That allowed for some much needed ranting and culture war outpourings that they had obviously been forced to curtail during those damned “we’re all in it together” weeks.

The pollie void was filled by the state premiers which might be why the first polling showed their approval at stratospheric levels. There was novelty value to seeing Labor and Liberal state leaders all working together.

Not so much internally. When NSW arts minister Don Harwin was sacked it was ostensibly pandemic-related given he was breaking lockdown laws. It did allow Sydney’s The Daily Telegraph to ramp up its campaign against the NSW premier under the cover of COVID-19.

There were still tensions between Canberra and Macquarie Street with the PM reportedly warmer to the Labor premiers of Victoria, WA and Queensland than to his NSW Liberal counterpart during national cabinet meetings.

Perhaps the starkest sign things had changed came the Sunday federal Education Minister Dan Tehan criticised Victorian Premier Dan Andrews’ lack of leadership on school openings and was forced by the PM to make an embarrassing apology that he had “overstepped the mark”.

Given the usual insults hurled from Canberra it was a seminal moment in the new civil politics. It didn’t last long.

This week Victorian Liberal MP Tim Smith issued a childish tirade calling Andrews “lurch” and a “friendless loser”.

Peter Dutton’s pent-up bile was sprayed at the “corrupt and chaotic” Queensland Government for daring to try and help rescue the collapsed Virgin Airlines, comments even the PM refused to endorse.

It has been unravelling at a great pace. In the past week the Queensland premier has lost her deputy after a corruption scandal and the NSW premier probably wishes hers had gone too.

After the NSW deputy premier sprayed everyone, Barnaby quickly popped up with a view, and then Matt Canavan was back, along with a strange photo of himself in high vis in front of a Hills Hoist.

The opposition stirred too. Kristina Keneally was obviously suffering limelight deprivation so penned an anti-immigration piece that infuriated her colleagues and gave Pauline Hanson the chance to claim she was stealing One Nation policies.

And when a press gallery journalist dared to bring up the dreaded sports rorts this week the old smirky, snarky Scott was back.

Political leaders often talk disingenuously of keeping politics off the front page but when the pandemic meant they didn’t have a choice, it actually seemed to work.

Cancelling parliament is a high price to pay but for the first time I appreciate why some oppressed peoples actually welcome a dictatorship after democracy becomes too chaotic.

It’s obviously a welcome respite from all those damn pollies, everywhere, all the time.

Have you enjoyed the break from politics as usual?

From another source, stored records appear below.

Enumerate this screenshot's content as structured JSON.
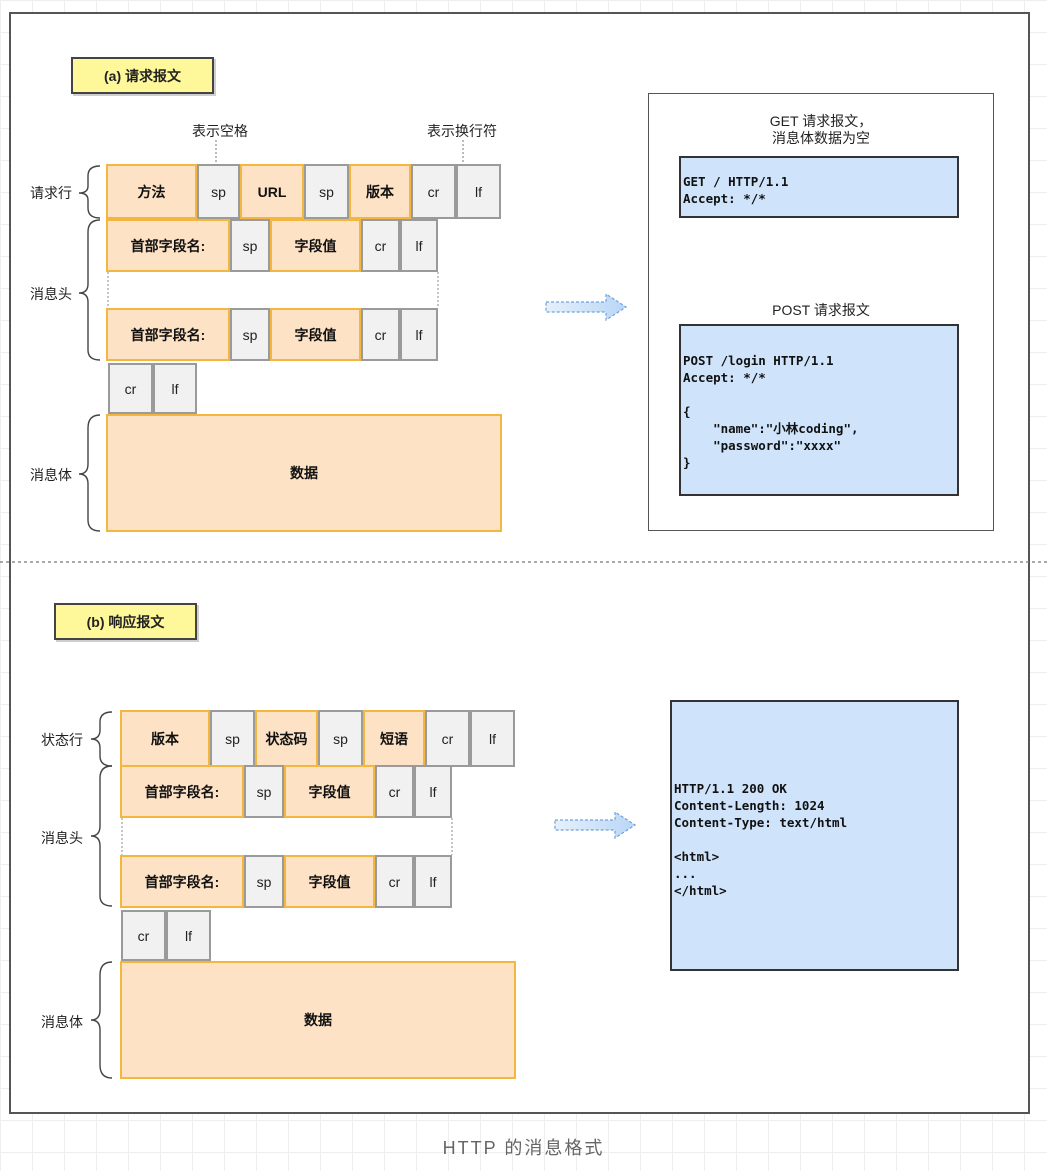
{
  "caption": "HTTP 的消息格式",
  "request": {
    "tag": "(a) 请求报文",
    "callout_space": "表示空格",
    "callout_newline": "表示换行符",
    "labels": {
      "request_line": "请求行",
      "headers": "消息头",
      "body": "消息体"
    },
    "request_line": [
      "方法",
      "sp",
      "URL",
      "sp",
      "版本",
      "cr",
      "lf"
    ],
    "header_row": [
      "首部字段名:",
      "sp",
      "字段值",
      "cr",
      "lf"
    ],
    "crlf": [
      "cr",
      "lf"
    ],
    "body": "数据",
    "get_title": "GET 请求报文，\n消息体数据为空",
    "get_content": "GET / HTTP/1.1\nAccept: */*",
    "post_title": "POST 请求报文",
    "post_content": "POST /login HTTP/1.1\nAccept: */*\n\n{\n    \"name\":\"小林coding\",\n    \"password\":\"xxxx\"\n}"
  },
  "response": {
    "tag": "(b) 响应报文",
    "labels": {
      "status_line": "状态行",
      "headers": "消息头",
      "body": "消息体"
    },
    "status_line": [
      "版本",
      "sp",
      "状态码",
      "sp",
      "短语",
      "cr",
      "lf"
    ],
    "header_row": [
      "首部字段名:",
      "sp",
      "字段值",
      "cr",
      "lf"
    ],
    "crlf": [
      "cr",
      "lf"
    ],
    "body": "数据",
    "example_content": "HTTP/1.1 200 OK\nContent-Length: 1024\nContent-Type: text/html\n\n<html>\n...\n</html>"
  }
}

Let us know your thoughts by writing to [email protected]. Please include your full name to be considered for publication in Crikey’s Your Say column.